It was logical, civilized, and masculine thinking that was appropriate for public spaces. This was a common way of thinking for thousands of years, and ideas like this are common in many philosophical, literary, and legal writings, even up until the mid 20th century. The denigration of emotions is one way some people historically (and still today) subjugated women (and also men who were expressive emotionally).

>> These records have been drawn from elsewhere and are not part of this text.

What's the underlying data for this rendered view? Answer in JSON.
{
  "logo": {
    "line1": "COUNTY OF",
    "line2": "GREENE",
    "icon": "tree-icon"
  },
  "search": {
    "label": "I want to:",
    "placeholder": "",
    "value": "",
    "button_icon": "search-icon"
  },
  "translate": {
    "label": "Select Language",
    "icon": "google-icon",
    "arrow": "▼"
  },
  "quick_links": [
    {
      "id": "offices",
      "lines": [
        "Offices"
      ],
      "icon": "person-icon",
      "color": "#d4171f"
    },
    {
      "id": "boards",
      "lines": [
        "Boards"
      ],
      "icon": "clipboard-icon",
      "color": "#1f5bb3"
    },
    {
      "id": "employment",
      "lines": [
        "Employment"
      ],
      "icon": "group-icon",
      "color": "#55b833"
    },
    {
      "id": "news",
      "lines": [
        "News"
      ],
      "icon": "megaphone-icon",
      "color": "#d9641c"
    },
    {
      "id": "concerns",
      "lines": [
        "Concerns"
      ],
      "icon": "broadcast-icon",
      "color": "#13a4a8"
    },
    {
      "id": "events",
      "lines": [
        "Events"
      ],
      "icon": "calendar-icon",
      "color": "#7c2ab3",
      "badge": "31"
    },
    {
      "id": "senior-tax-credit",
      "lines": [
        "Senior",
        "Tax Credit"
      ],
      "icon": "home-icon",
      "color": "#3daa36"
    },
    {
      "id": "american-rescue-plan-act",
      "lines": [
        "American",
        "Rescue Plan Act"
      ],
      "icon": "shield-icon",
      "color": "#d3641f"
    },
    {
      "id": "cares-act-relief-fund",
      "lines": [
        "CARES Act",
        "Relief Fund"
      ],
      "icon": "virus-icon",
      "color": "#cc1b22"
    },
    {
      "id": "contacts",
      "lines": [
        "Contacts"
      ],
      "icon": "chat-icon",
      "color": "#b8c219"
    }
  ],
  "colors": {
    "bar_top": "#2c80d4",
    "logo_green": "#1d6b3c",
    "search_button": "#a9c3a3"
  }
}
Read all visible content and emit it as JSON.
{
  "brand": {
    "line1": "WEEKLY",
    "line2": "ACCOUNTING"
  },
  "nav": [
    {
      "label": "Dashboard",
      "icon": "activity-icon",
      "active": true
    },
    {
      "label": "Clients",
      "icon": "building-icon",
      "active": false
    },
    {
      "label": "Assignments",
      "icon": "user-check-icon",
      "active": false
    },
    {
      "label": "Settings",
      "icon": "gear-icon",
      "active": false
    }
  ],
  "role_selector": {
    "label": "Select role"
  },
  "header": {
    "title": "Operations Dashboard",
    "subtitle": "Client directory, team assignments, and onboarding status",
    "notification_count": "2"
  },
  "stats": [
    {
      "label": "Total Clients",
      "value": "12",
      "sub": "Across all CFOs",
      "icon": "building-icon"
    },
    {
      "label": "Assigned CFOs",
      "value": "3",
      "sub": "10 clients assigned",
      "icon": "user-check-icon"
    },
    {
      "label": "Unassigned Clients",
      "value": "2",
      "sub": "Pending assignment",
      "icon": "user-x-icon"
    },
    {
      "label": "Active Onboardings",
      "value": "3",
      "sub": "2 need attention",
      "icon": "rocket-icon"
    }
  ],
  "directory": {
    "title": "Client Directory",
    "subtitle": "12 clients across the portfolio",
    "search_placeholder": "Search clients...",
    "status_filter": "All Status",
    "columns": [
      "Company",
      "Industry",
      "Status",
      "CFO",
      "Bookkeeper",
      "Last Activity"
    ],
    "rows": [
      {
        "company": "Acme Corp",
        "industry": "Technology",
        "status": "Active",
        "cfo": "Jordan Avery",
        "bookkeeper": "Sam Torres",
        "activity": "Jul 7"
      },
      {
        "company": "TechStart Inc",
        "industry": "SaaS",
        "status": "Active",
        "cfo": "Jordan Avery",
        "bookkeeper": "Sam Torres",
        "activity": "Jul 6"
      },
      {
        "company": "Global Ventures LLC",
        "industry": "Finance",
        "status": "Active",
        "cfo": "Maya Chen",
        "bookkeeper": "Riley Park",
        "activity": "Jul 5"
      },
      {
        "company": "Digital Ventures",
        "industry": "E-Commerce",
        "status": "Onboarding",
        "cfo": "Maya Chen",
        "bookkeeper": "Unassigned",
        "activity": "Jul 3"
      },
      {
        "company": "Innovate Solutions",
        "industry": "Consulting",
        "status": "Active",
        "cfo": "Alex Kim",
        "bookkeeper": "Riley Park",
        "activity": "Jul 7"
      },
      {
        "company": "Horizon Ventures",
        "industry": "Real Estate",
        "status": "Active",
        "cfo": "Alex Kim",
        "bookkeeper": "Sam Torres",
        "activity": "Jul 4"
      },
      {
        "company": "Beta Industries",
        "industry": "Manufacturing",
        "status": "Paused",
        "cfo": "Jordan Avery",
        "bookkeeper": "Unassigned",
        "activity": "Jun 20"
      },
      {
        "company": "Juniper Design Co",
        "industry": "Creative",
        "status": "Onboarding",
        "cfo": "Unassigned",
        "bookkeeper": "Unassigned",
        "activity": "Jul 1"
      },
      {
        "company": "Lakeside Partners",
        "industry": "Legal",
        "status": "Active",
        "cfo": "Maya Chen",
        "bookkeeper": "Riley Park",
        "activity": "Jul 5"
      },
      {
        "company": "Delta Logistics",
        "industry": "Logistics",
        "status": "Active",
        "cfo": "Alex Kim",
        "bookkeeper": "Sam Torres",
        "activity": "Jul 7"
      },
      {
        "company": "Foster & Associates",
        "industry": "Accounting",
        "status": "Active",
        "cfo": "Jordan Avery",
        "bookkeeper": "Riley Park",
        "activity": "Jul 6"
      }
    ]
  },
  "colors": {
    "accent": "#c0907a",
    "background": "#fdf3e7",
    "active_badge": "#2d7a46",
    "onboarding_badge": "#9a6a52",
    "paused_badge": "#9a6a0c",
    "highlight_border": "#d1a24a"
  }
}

**One of the most common things authoritarian leaders do is convince people that they alone have the answers to someone or a country’s problems. They also tend to treat people who disagree with them as disloyal, unpatriotic, or in cahoots with the enemy. Authoritarian leaders are not interested in listening to people’s feelings when those feelings contradict their plans. Such leaders need to maintain universal, external control over people in order to maintain their power. Thus, they do anything they can to whittle down the internal, private dimension of people–i.e. their emotions–which they cannot control.
 When plants flourish, they have all the nutrients they need to help them develop their full capacities. For plants, these capacities are growing, developing, blooming, and remaining hardy and strong. Human beings also have capacities. These are all the positive abilities people possess that allow them to build constructive relationships with other people—they are capacities for communication, care, reason, creativity, wisdom, and compassion, to name a few. People develop these capacities best when they are in an environment that shows them kindness, compassion, and respect.